Katayama (Sho Aikawa) is just an average guy. He works as a draughtsman at an architectural firm and has a lovely wife, Yoko (Miho Ninagawa) and an adorable 6-year-old daughter, Ayano (Mao Sasaki), but one night on the way home from work all that changes. As he rides his bike through an underpass Katayama stumbles into the middle of the vicious beating of an elderly man by a group of teenage boys, so he does what most average guys would do and attempts to break things up. The old man gets away, but before he knows it Katayama is fighting off a half dozen teenagers armed with knives and an air gun with their leader, a hooded, lollipop sucking boy named Kimiki (Satoshi Morimoto) taking particular glee in having a younger and more agile adversary. Katayama and Kimiki go head to head, but when the police show up both end up in handcuffs. The minor and his young punk friends get released while Katayama, the good samaritan, is the one who gets the stern warning about beating up kids. It's a crazy, mixed up world, but all that Katayama can do is head home to his wife and daughter little knowing that his brief moment of heroism will jeopardize his entire family.
In 2006 the ultra-prolific Takashi Miike went from his Lars von Trier-inspired prison film "Big Bang Love Juvenile A" and his torturous (and ultimately banned from TV) entry into Showtime's "Masters of Horror" series "Imprint" to bring audiences a straight up revenge thriller that wouldn't have looked out of place in Clint Eastwood's or Charles Bronson's 1970s filmographies; but instead of major machismo and heavy duty fire power Miike dials his usual weirdness back and stresses mood and grief in his "Scars of the Sun".
Penned by 1999's "Nobody" director Toshimichi Ohkawa "Scars of the Sun" tells the classic story of an honest, hardworking man who ends up becoming a victim of the system that has been set up to protect him. After his run in with this group of delinquents Katayama and his wife get the feeling that they are being watched. It turns out that Kimiki isn't just a kid with a sweet tooth who leads a street gang, he's also a dangerous psychopath and he's made it his personal mission to teach Katayama that you don't step in when he and his boys are having a bit of fun. Repeated calls to the cops alerting them to Kimiki's threatening behaviour only amounts to a few platitudes about how the police can't do anything until Kimiki actually breaks the law. Katayama soon discovers that the only thing between his family and this crazed teenager are miles of bureaucratic red tape, and all these laws and regulations come too little and far to late when Katayama's young daughter is apprehended and murdered.

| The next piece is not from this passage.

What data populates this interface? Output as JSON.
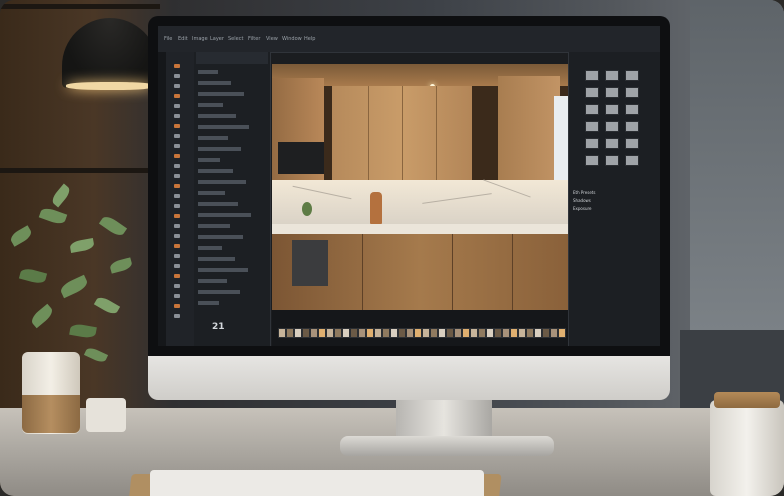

For his crimes underage Kimiki gets a mere year and eight months in prison while Katayama has his life gutted and his wife jumping out of a five storey window. Now before you think I'm telling you the entire plot of "Scars of the Sun" let me reassure you that this is just the set up and that only once Kimiki is out of prison do the wheels of Katayama's revenge begin to turn.
I've been known for giving Miike a bit of grief from time to time. He's definitely one of contemporary Japanese cinema's most uneven filmmakers, but when he nails a picture he can be truly brilliant. "Scars of the Sun" is one that he hits spot on. As I said above you shouldn't expect any cow-headed gods or creative use of acupuncture needles in "Scars of the Sun". It's the small choices that Miike makes that elevates this film from being a pulpy, straight-to-video exercise to a really compelling take on the revenge genre. The casting against type of Sho Aikawa, who usually plays the part of a yakuza heavy in Miike's films gives "Scars of the Sun" an interesting twist, but it's the casting of androgynous newcomer Morimoto as Kimiki that is the real stroke of genius. For all the times that Morimoto is on screen we only ever get to see his face a couple of times. Every other shot has him hiding under the hood of his parka or shows him from behind. It's that sense of a faceless, unknowable evil, plus his nasal and child-like voice that makes his character truly terrifying. Add to that Miike's switching to black and white to reflect the colourless and grief-stricken world that Katayama inhabits and backing up the action with silence instead of an overly dramatic soundtrack and you have a film that doesn't just leave you feeling outraged at the sorry state of victims rights, but that also really gets under your skin.